After the founding of Isle Royale (now Cape Breton Island), Antoine Gaulin (born on Île d’Orléans and priest from the Seminary of Foreign Missions at Quebec) gathered in 1716 (according to the Mi’kmaqs) a large number of indeginous peoples from the Acadian Peninsula around his large Antigonish mission. It was located within British territory (English Acadia) but close to Isle Royale (French Acadia). Later, Father Gaulin founded several other missions in Nova Scotia, notably, in Cape Sable, in La Hève (La Have), in Shubenacadie (meaning “place abounding in groundnuts”), and in Mirligueche (near Lunenburg). His 1720 accounts aptly describe the Mi’kmaqs, a word meaning “the people of the country” that is, those who inhabit the lands of the East. The following excerpts say a lot about its hosts: “As of rules of Christian morality it was easy to persuade them, since they already practiced many, though from different motives. For example, theft was unknown to them, nothing was under lock or key, it seemed everything was held in common, lying was abhorred as much as theft, plurality of wives was quite rare”. Father Gaulin also points out “Hospitality was very dear to them and charity was generally practiced”. Then he adds “Being naturally very phlegmatic, one rarely saw them angry. They were not inclined to angry outbursts like Europeans”.

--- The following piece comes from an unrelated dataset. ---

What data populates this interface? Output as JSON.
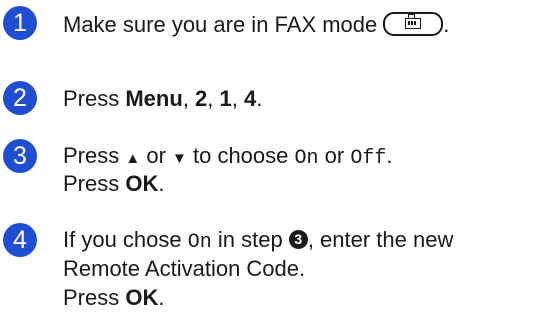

Today, the Acadian part of Antigonish County is made up of the villages of Havre Boucher, Tracadie and Pomquet, the latter being the most French-speaking of the three.
The Acadian pioneers
To walk in the shoes of the Acadians of Antigonish County, one must first take into account Charles Robin and his transatlantic enterprise. This overseas entrepreneur was born on the Anglo-Norman island of Jersey located in La Manche opposite Saint-Malo, France. In 1765, he founded a family business of dried cod, Robin, Pipon and Company. As early as 1770, the company owned several ships that shuttled between three main ports, namely Jersey in Great Britain, Arichat on Isle Madame in Cape Breton, and Paspébiac in Chaleur Bay where thousands quintals of cod were dried up on the shores of the Gaspé Peninsula. Navigating between Arichat and Paspébiac was through the Strait of Canso. The general store of Arichat which belonged to Robin enabled him to bring to Acadians and Mi’kmaqs the necessities of fishing as well as basic foodstuffs. In return, the “Cod King” agreed to be paid in cod, salmon or furs. His company grew into one of Canada’s largest trading companies, as did the Hudson’s Bay Company.
We know that from 1772 the Robin company’s merchant ships brought to Arichat many Acadian families in exile in Saint-Malo where today only the “rue des Acadiens” (a street name) marks their passage.
Havre Boucher is located in the northern zone of the Strait of Canso at the end of St. George’s Bay. Although the origin of the name remains unknown, it is nevertheless probable that the place derives its name from Paul Boucher who married Pélagie Coste in the early 1780s in Arichat. Ten children were born in Havre Boucher from their union.
As regards Tracadie, Guillaume Benoit and his wife, Victoire Dugas, are apparently the first settlers. Their marriage (by community consent) was validated in Arichat by Father Charles-François Bailly. Afterwards, they moved to Tracadie in 1772. St. Peter’s Church is the third Roman Catholic church erected by the Acadian congregation of Tracadie.
Pomquet is located only 40 kilometers west of the Strait of Canso. The first Acadian families settled there in 1773. Their names were Broussard, Duon (now Deon, D’Eon and DeYoung), Doiron and Vincent (all Acadians) and Louis Lamarre, a Frenchman. In 1789 the government of Nova Scotia accorded them land grants. Then, between 1785 and 1794 other Acadian families exiled in France arrived from Saint-Malo, notably the Brossard, Landry, Boudrot, Melançon, Rosia (now Rogers), and Daigle as well as Louis Morell of Quebec. All received land grants.